- zone 3
Habit and Form
- evergreen tree with horizontal branches and pendulous branchlets
- conical in shape
- 40' to 60' tall and 35' to 30' wide
- fast growth rate when young, slows down with age
- fairly dense when young, becoming a bit more open with age
- medium texture
- needles that persist for 3 to 4 years
- needles are stiff and pointed, 0.5" to 1" long
- needles tend to point downwards and towards the stem tip
- medium green in color
- no fall color, evergreen
- female flowers are terminal and are pink in color
- cones found at the ends of branches
- mature cones are long and narrow; 4" to 6" long by 1.5" to 2" wide
- light green color turning to a medium brown at maturity
- gray brown color
- peeling, thin scales
- large trees transplant easily
- best in well-drained, sandy soils
- prefers acidic soils
- prefers cooler climates
- full sun
- needs room to develop
- large shade tree when an evergreen is desired
- large cones can be a litter consideration
- susceptible to spruce gall adelgid, red spiders, tip weevils
- large evergreen tree
- long narrow cones
- needles leave petiole on stem when pulled off
- stiff pointed needles
- adelgid galls
- long pendulous branchlets

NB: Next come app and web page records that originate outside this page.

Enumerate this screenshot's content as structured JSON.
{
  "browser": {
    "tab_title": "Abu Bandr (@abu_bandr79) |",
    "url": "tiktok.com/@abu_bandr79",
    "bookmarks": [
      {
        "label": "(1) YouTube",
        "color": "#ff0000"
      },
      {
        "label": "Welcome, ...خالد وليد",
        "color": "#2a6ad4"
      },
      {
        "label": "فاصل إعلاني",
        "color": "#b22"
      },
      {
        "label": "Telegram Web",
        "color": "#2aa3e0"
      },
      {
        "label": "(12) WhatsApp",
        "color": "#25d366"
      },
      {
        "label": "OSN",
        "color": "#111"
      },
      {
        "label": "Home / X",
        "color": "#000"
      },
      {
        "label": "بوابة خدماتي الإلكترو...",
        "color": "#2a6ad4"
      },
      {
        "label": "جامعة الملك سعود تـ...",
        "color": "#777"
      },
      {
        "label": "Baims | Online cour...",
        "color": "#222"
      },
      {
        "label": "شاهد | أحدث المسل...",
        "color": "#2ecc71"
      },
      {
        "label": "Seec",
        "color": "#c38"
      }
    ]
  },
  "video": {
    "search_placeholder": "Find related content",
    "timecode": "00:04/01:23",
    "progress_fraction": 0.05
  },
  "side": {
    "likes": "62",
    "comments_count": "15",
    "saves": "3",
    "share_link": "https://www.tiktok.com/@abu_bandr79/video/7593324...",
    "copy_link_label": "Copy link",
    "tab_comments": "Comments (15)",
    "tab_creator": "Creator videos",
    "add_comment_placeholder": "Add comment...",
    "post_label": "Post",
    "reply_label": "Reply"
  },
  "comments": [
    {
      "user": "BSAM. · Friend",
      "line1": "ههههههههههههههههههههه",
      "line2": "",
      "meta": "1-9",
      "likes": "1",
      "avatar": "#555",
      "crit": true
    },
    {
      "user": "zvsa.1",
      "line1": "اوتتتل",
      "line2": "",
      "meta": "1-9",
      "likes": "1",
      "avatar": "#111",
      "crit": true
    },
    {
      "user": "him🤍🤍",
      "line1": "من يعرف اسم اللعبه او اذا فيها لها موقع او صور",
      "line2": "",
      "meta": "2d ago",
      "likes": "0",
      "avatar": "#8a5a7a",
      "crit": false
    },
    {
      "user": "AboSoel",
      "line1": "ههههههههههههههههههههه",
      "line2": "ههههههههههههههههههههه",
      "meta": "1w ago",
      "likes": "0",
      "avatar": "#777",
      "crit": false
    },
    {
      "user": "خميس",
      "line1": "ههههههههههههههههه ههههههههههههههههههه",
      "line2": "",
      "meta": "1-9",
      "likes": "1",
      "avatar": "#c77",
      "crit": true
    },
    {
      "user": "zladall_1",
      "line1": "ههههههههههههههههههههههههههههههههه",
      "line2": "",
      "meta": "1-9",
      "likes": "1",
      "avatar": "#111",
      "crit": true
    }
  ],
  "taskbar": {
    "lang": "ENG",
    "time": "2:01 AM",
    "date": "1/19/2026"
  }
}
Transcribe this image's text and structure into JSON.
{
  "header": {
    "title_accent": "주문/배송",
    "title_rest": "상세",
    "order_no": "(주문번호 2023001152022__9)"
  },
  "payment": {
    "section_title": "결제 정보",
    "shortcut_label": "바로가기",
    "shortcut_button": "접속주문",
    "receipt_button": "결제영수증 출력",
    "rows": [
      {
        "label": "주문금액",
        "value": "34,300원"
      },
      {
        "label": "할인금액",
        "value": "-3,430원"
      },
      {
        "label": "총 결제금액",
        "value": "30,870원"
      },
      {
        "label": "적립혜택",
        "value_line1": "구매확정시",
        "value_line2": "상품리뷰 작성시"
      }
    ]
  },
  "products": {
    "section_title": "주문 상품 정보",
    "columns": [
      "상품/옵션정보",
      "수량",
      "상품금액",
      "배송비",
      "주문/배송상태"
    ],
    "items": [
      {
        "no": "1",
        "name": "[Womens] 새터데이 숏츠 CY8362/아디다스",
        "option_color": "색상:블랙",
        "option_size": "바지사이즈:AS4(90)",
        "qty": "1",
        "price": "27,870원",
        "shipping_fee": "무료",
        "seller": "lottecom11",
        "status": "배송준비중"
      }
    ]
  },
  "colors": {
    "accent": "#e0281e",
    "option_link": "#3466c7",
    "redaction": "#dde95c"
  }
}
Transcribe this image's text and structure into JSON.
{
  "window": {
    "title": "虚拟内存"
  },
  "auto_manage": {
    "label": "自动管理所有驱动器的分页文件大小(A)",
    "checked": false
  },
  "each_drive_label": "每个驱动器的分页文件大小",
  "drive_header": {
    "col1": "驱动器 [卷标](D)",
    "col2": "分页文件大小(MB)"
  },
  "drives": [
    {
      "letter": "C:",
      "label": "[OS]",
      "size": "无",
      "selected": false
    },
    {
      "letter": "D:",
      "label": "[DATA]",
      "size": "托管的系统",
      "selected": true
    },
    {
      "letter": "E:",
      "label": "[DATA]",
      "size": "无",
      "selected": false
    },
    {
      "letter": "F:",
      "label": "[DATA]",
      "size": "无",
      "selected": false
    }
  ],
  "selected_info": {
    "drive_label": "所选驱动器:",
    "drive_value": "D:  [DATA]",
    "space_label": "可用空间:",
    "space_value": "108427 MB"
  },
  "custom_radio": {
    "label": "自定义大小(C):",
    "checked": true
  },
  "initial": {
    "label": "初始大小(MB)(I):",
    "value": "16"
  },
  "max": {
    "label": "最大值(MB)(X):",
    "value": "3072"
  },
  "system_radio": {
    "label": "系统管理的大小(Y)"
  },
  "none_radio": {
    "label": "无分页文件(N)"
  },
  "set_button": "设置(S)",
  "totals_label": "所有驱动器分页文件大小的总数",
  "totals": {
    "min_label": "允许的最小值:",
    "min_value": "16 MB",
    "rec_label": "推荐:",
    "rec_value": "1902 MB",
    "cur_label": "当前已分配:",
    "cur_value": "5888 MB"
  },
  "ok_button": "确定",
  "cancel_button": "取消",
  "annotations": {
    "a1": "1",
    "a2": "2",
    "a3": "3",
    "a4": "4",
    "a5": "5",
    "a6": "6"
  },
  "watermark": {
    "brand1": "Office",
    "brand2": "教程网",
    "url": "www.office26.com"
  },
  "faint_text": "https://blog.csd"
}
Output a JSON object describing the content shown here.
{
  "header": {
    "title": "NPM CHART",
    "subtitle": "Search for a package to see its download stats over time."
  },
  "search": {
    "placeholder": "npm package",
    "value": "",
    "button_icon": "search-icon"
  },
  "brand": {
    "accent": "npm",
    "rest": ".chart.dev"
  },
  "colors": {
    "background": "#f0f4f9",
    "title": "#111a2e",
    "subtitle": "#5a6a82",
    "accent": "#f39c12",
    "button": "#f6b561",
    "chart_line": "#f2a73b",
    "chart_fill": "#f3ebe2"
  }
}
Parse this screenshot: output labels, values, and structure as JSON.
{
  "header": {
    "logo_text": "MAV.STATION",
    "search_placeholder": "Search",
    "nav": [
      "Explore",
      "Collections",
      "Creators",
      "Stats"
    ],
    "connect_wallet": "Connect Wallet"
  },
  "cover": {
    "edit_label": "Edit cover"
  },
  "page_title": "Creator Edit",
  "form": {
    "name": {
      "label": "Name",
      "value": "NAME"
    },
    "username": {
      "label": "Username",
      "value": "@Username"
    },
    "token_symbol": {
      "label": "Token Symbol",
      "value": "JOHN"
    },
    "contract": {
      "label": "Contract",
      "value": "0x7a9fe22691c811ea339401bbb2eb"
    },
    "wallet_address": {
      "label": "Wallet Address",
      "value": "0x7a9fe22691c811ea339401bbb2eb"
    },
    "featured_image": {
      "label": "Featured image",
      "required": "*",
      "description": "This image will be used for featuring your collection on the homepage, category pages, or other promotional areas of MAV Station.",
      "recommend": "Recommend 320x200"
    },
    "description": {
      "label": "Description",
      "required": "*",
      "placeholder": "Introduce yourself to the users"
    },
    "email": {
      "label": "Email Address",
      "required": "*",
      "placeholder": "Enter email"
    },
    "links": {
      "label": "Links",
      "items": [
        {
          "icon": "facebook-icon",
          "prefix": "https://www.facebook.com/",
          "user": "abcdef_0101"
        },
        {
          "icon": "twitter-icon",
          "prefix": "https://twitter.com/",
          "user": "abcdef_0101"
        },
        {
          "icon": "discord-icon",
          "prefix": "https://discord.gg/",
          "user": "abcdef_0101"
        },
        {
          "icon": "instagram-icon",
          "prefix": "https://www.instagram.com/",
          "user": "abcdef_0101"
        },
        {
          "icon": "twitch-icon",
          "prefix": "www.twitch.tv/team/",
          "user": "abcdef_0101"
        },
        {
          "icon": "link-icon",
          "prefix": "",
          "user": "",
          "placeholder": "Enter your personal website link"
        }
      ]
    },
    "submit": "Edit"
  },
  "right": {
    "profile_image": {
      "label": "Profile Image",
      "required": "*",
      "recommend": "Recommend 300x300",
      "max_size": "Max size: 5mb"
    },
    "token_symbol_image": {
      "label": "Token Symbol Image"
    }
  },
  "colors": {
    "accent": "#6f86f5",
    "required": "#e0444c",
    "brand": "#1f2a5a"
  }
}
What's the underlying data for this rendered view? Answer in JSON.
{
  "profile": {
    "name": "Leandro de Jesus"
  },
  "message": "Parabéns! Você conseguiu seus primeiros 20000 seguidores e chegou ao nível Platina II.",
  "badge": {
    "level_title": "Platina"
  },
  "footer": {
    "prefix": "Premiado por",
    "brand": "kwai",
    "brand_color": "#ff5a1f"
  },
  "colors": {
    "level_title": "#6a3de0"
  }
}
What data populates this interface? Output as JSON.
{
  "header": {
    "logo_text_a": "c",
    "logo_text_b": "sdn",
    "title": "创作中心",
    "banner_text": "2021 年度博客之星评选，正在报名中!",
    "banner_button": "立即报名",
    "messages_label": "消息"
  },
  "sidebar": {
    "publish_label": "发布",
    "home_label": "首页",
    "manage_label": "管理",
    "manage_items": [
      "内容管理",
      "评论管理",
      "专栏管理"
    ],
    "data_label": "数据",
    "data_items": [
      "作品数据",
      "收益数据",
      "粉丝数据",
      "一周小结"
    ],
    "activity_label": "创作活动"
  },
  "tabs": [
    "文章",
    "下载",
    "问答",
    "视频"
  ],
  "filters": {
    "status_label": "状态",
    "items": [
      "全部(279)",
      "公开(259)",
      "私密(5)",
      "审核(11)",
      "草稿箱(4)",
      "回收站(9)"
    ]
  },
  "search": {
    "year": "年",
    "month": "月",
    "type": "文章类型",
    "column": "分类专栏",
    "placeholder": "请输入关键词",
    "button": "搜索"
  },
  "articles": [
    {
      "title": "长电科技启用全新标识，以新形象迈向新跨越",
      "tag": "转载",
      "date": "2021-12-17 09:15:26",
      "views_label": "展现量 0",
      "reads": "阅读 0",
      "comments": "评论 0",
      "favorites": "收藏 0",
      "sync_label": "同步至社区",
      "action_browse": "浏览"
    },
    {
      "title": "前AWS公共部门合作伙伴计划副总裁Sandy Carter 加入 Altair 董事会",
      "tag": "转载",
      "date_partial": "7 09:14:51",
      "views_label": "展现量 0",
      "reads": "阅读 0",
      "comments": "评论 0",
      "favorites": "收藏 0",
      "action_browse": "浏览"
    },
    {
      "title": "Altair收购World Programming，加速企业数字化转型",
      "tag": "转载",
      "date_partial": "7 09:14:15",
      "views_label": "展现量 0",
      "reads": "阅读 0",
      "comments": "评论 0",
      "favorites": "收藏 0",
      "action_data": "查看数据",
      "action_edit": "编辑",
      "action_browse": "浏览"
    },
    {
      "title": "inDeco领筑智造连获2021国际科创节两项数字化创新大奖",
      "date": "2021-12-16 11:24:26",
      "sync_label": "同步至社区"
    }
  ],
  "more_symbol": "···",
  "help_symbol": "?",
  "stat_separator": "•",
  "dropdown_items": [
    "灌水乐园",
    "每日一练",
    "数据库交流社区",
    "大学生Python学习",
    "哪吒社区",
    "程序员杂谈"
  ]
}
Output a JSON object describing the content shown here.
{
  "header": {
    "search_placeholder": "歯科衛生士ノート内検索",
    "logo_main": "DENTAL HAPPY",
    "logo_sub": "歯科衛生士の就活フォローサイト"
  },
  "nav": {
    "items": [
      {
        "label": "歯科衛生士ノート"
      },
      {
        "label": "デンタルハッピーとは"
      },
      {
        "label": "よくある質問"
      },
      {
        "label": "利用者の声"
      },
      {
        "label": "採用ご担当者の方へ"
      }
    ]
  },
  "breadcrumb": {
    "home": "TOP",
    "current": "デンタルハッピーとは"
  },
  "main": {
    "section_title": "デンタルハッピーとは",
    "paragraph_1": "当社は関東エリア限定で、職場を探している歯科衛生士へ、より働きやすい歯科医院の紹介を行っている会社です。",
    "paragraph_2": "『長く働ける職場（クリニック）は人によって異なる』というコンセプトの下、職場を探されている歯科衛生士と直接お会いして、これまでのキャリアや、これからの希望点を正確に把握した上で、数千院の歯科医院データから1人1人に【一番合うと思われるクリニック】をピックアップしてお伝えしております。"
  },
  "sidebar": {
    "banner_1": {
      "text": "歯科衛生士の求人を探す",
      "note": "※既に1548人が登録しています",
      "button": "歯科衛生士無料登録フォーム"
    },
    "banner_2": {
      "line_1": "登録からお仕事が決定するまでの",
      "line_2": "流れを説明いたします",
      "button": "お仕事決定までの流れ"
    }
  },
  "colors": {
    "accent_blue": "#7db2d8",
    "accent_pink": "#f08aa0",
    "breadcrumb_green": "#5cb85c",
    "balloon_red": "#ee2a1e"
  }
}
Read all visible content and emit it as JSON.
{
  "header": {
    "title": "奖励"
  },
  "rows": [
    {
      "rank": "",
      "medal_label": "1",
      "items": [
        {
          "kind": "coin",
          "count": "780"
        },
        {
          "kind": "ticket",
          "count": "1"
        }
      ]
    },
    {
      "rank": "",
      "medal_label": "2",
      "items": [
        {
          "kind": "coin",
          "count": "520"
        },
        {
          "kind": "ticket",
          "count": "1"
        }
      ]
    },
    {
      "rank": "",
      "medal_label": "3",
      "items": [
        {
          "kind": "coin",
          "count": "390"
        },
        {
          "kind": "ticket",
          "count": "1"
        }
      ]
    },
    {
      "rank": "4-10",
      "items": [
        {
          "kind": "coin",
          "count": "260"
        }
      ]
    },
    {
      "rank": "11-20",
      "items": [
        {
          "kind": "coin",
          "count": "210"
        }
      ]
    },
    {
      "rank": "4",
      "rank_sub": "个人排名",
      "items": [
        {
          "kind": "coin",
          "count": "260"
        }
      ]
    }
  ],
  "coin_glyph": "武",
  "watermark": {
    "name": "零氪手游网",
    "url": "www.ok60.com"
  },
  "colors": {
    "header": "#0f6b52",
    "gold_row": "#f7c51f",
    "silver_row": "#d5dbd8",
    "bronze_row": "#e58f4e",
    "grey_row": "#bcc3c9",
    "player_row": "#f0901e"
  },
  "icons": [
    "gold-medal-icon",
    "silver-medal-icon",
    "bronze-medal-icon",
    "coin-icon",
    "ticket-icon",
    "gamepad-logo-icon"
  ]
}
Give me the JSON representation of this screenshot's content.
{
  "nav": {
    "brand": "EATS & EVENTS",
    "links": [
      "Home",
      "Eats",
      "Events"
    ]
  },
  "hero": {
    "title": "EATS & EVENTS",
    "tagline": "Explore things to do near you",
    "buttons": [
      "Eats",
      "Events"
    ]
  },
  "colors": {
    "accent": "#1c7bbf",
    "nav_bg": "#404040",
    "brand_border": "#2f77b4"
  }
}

- by seed
- cultivars by grafting or some by cuttings
Many cultivars are offered by specialty nurseries, but few are generally available. It is best to consult reference books and catalogs for descriptions of the more esoteric forms. Below is a representative sampling.
'Clanbrassiliana', 'Gregoryana', 'Maxwellii' - These are all globular or mounded dwarf forms. Their growth rate, ultimate size and exact shape vary somewhat, but all grow quite slowly. They are useful as specimens, foundation plants or in rock gardens.
'Nidiformis' - Commonly called "Bird's Nest Spruce", this is a very popular form in gardens and the trade. It forms a wide- spreading, low-growing plant that is rounded and shrub-like. The branches are layered with a depression in the center of the plant, hence the common name. It grows slowly to 3' to 6' tall and up to 10' wide. It is excellent used as a foundation plant. 'Repens' is similar, but bears darker foliage and a lower, more spreading habit.
f. pendula (cultivars include 'Pendula', 'Inversa', 'Reflexa', 'Repens', etc) - These are but a few of the many pendulous forms that exist with different variations of weeping growth. Often they are grafted on a standard or trained up in the nursery. They are commonly employed as specimen plants. In their finest form, they are narrow, upright plants with distinctly weeping branchlets.
'Pumila' - A globular bird's nest-type, this selection has a rounded habit with erect stems that point outwards.
'Pygmaea' - Representative of the tiny, "living rock" globular forms so popular in rock gardens, this plant is incredible dense and slow-growing. Many similar selections are offered by specialty nurseries.